The History of Hanami might be much longer than you thought: long before Emperor Saga held the first cherry blossom viewing party in 812, the flowers were revered in Japan as representing a goddess. Japan’s oldest historical record, the Kojiki—which dates from the 700s—describes a beautiful mythical goddess that was the guardian deity of Mount Fuji.
The word ‘sakura’ itself appeared in the Nara Period (710-794) and is contained in Japan’s oldest existing collection of poetry, the Manyoshu.
‘Sa‘ was written as the word ‘god’ (神), and particularly referred to the god of rice paddies. ‘Kura‘ represented a pedestal used to honor a god with offerings of food and sake. When cherry blossoms bloomed, it was a sign that the god had come down from the mountains and it was time to plant rice.
© Photo by Hiroshige
One Hundred Famous Views of Edo, Kiyomizu Hall and Shinobazu Pond at Ueno (上野清水堂不忍ノ池)

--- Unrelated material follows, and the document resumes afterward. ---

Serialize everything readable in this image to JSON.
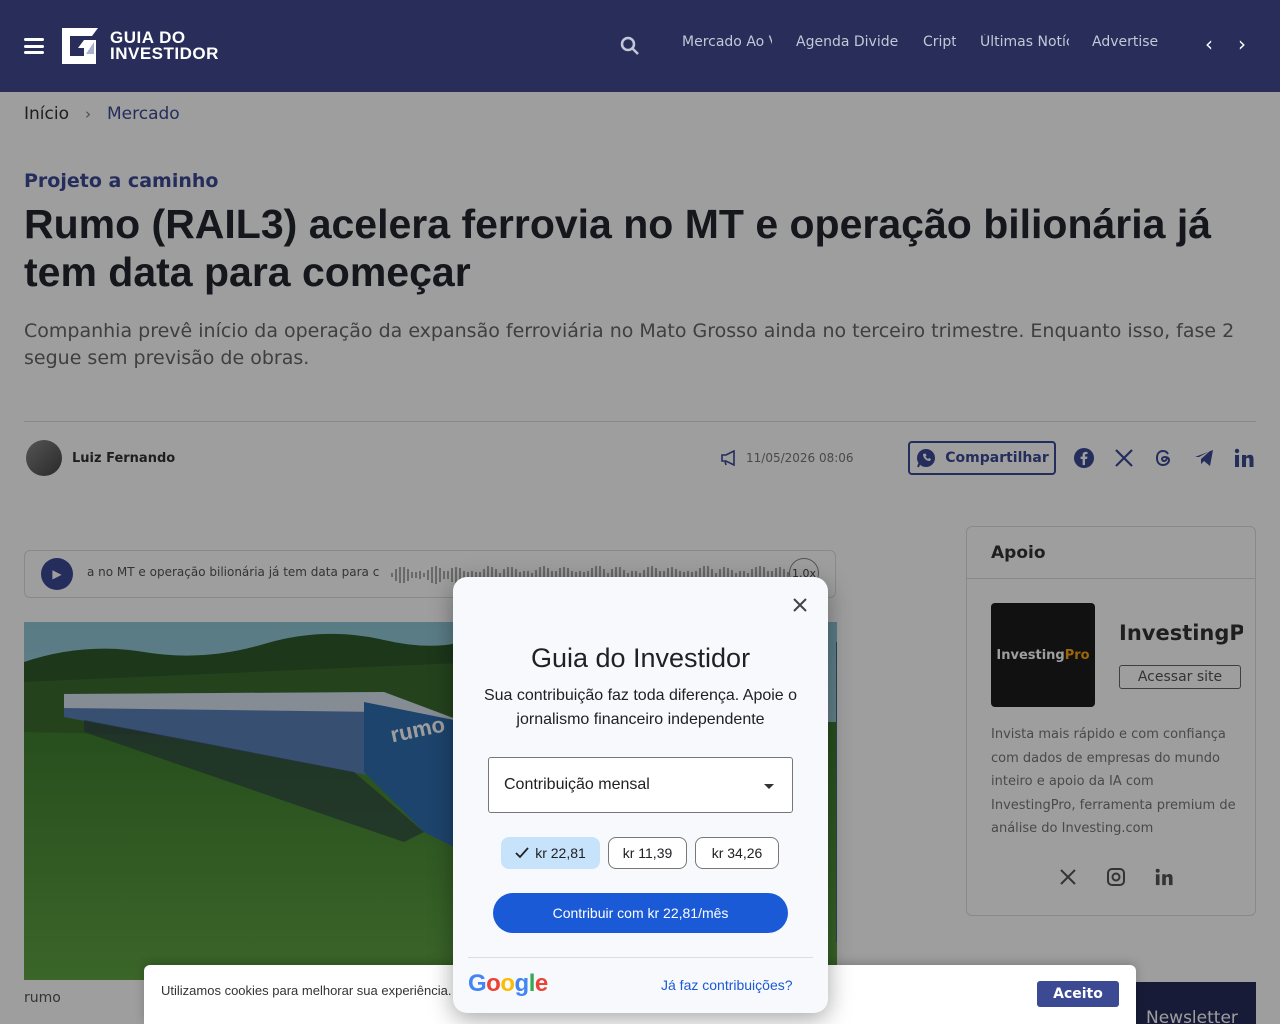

Japanese Culture Blossoms
At this time, hanami (which literally means looking at flowers) was done in the Chinese tradition with the viewing of plum (ume, 梅) blossoms. One hundred years into the Heian Period (794-1185), Japan ended the practice of sending envoys to China to study its culture and technologies, opening the way for Japan to foster its own culture and set the premises of the history of hanami.
Emperor Saga held the first sakura-viewing party, complete with food, music and poetry writing, after being struck by the beauty of a particular cherry tree at Jishu Shrine, which is currently part of the Kiyomizu Temple complex. From 831, it became a regular event at the imperial court and cherry blossom hanami spread among the aristocratic class—the Tale of Genji includes such a scene.